So I’m going to give you a very brief overview of the people working in our food system and ways in which institutional purchasing and consumer pressure have helped to improve the situation of food system workers. Over 20 million people in the U.S. and hundreds of millions more around the world work in the food system, which historically was built on slave and indentured labor and continues to be subsidized by the exploited labor of low-wage workers, most of whom are people of color and immigrants.
The food system around the world was historically built on slave and indentured labor.
After the Civil War, African-American sharecroppers in the South and Asian immigrants in the West became the low-paid workforce in the food system. Then, in the latter part of the nineteenth and early twentieth centuries, many aspects of food production were sustained by a labor force composed of recent Asian and Eastern European immigrants who were considered ethnically distinct from what was culturally defined as mainstream white America, and later, these same food-processing facilities hired African-American workers, often on a temporary basis as strikebreakers.
In the middle of the 20 th century, Mexican braceros were brought to the United States to work in the agricultural fields, a trend which continues in the present day with undocumented immigrant workers serving as the primary laborers in our fields and throughout much of the food system.
In the U.S. and around the world, many food workers are excluded from basic labor protections. Due to the historical legacy of slavery and racism in the U.S., farmworkers are not covered under the National Labor Relations Act, which gives workers the right to organize collectively and to form a union. Farmworkers are also not protected by overtime provisions of the Fair Labor Standards Act.
The federal minimum wage for restaurant and other tipped workers is $2.13 per hour while the federal minimum wage is $7.25. This rate of $2.13 has not increased in over 20 years. And undocumented workers, who account for an estimated 39% of food workers in the U.S., are not afforded the same remedies for violations of their right to organize as documented workers are.
Overall, food workers are often the most abused workers in the U.S. and around the world suffering from extremely low wages, no job security, and the difficulty of organizing. Many undocumented immigrant workers are afraid to even ask for the minimum wage, which they have a right to under the law, because their employers, directly or indirectly, threaten to report them to the government and have them deported.
Here’s a handout about the wages and working conditions of food workers. So I won’t go into specific statistics about workers in each segment of the food system. Overall, in the U.S. the median annual earnings of food workers is less than $22,000, less than the federal poverty level for a family of 4.
And racism and gender discrimination are still rampant. In the U.S. people of color make lower wages than whites in the food chain, and more people of color live in poverty than white food workers.
And women of all races make substantially less than white men in the food system.

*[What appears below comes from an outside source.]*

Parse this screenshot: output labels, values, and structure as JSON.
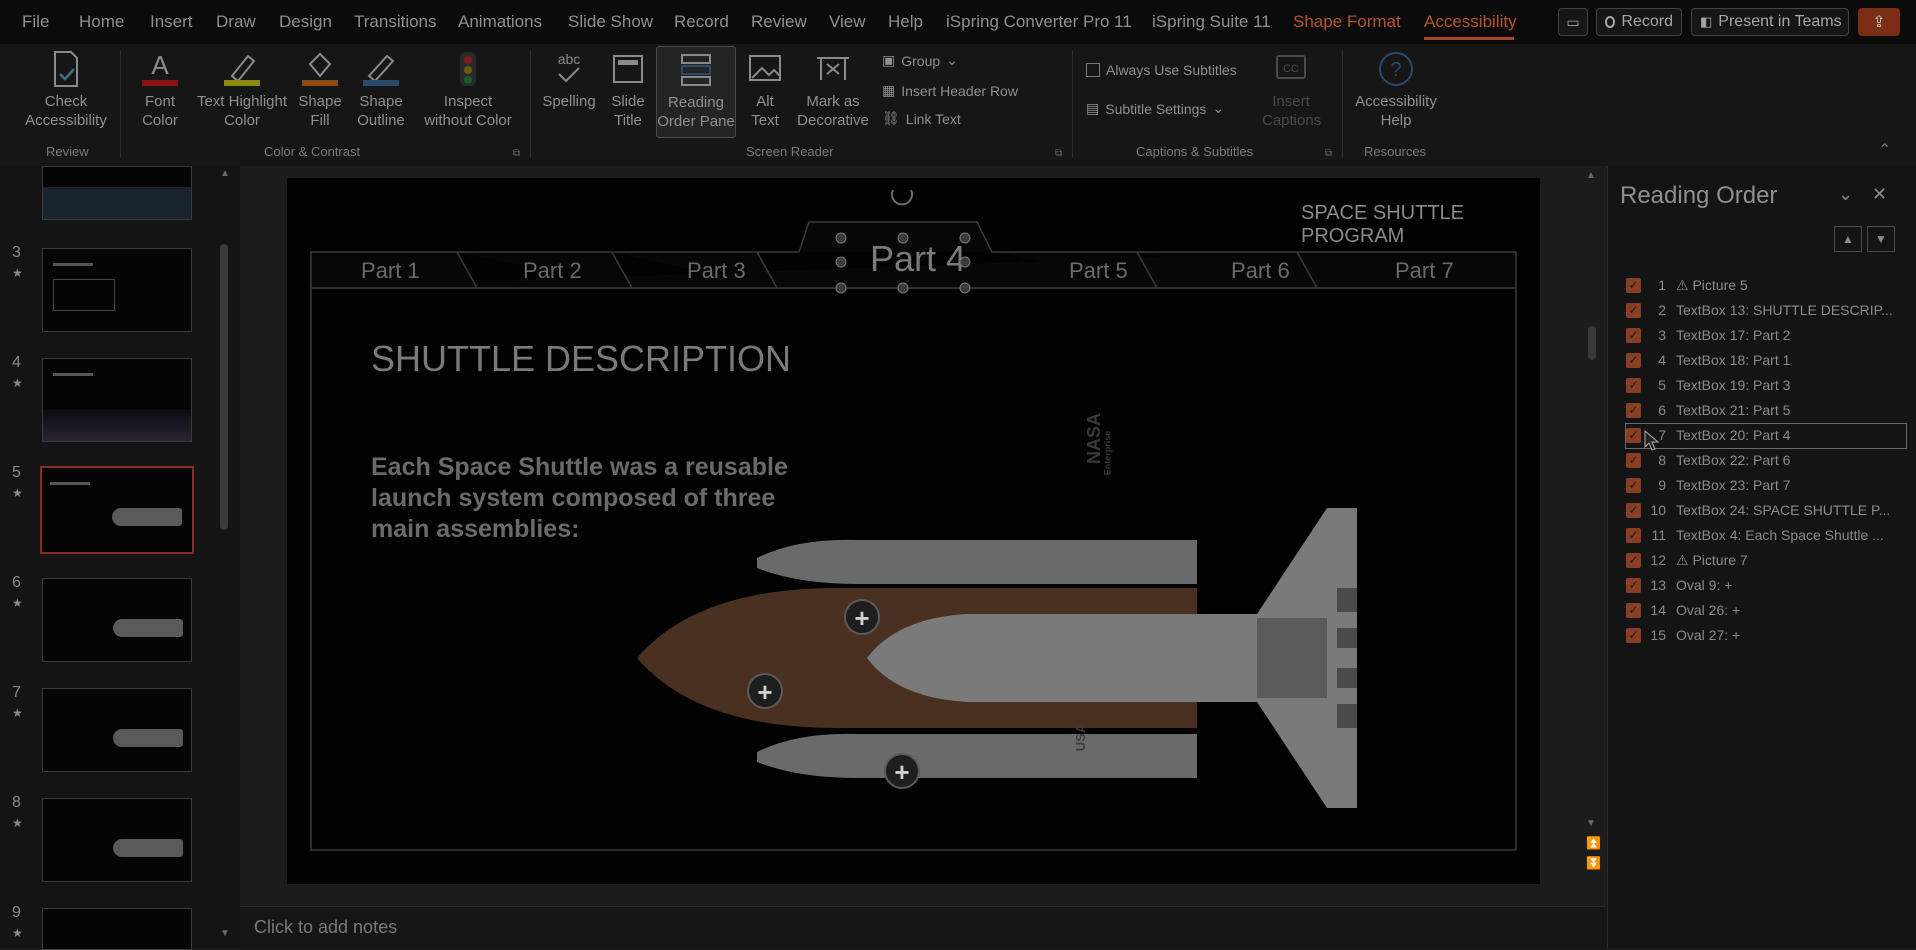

Family farmers and independent fisherfolk are also suffering under the current food system. In the 1930s there were close to seven million farmers in the U.S. Today, due to corporate consolidation in the food system and other factors, only two million remain and only one fourth of those farmers are able to support themselves on farm income alone. Similar corporate consolidation is now happening in the fisheries, such that independent fisherfolk are increasingly finding it difficult to make a living.
So what can we do about the exploitation of workers, family farmers, and independent fisherfolk? Institutional purchasing and consumer pressure historically and in the present-day have been used to improve the situation of workers and family farmers. Farm to school programs are one example. For workers, many of you might recall the grape boycott led by the United Farm Workers union in the 1960s, which successfully pressured growers to recognize the UFW and negotiate union contracts that improved the wages and working conditions of farmworkers.
More recently the Coalition of Immokalee Workers, a member of the FCWA, won their first victory in their Campaign for Fair Food for higher wages and better working conditions for tomato farmworkers in large part with the support of students who pressured their universities to kick Taco Bell off their campuses.
The anti-sweatshop movement, which gained steam and momentum after 72 Thai garment workers were found in modern slavery sewing for major retailers in El Monte, California, has made many gains using institutional purchasing policies to benefit garment workers. The United Students Against Sweatshops has gotten 180 colleges and universities to sign on to the Workers Rights Consortium code of conduct to ensure that college-logoed apparel is produced in factories that respect basic workers’ rights.
And the sweatfree movement, led by Sweatfree Communities, has been extremely successful in winning 191 policies for responsible procurement of apparel in cities, states, and school districts around the U.S. And 3 states and 10 cities, including Portland, Oregon, have joined together in the Sweatfree Purchasing Consortium to coordinate their efforts and promote similar sweatfree initiatives among other governmental entities.
So now our hope is that we can win similar responsible purchasing policies for food, but combine them with local or regional purchasing preferences. Ryan will now talk more about fair trade…
Leveraging Institutional Dollars for a Just and Healthy Food System - PowerPoint Presentation